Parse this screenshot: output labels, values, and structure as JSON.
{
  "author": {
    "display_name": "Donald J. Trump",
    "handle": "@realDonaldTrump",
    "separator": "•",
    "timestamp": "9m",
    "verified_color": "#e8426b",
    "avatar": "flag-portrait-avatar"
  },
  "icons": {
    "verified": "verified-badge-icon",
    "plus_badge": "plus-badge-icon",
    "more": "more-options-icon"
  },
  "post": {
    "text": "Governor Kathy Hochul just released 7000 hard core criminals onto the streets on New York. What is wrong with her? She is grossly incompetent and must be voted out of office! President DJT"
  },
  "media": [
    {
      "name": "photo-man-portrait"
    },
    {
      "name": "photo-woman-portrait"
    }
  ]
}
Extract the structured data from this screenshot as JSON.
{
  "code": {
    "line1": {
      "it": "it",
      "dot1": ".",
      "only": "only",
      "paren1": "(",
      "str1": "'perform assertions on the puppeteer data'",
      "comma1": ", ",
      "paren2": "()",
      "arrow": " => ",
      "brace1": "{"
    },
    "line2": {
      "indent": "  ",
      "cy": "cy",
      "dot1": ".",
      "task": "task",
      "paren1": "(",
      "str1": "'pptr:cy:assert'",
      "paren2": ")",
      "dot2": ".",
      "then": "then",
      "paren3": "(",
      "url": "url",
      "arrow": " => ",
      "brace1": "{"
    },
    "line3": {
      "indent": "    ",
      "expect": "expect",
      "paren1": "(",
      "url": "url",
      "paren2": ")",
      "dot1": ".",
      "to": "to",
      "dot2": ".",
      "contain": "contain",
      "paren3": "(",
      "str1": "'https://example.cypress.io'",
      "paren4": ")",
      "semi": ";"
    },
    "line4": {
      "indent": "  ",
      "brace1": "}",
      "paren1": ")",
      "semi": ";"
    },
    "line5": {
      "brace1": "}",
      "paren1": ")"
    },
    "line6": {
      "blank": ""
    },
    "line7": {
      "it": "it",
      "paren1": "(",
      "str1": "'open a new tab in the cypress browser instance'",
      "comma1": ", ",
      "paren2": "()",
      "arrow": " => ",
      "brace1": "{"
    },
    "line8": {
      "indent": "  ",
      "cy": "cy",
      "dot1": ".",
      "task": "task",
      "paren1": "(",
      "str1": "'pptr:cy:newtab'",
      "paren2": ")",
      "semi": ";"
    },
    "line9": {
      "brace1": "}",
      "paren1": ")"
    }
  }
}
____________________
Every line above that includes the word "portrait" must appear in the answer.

    "avatar": "flag-portrait-avatar"
      "name": "photo-man-portrait"
      "name": "photo-woman-portrait"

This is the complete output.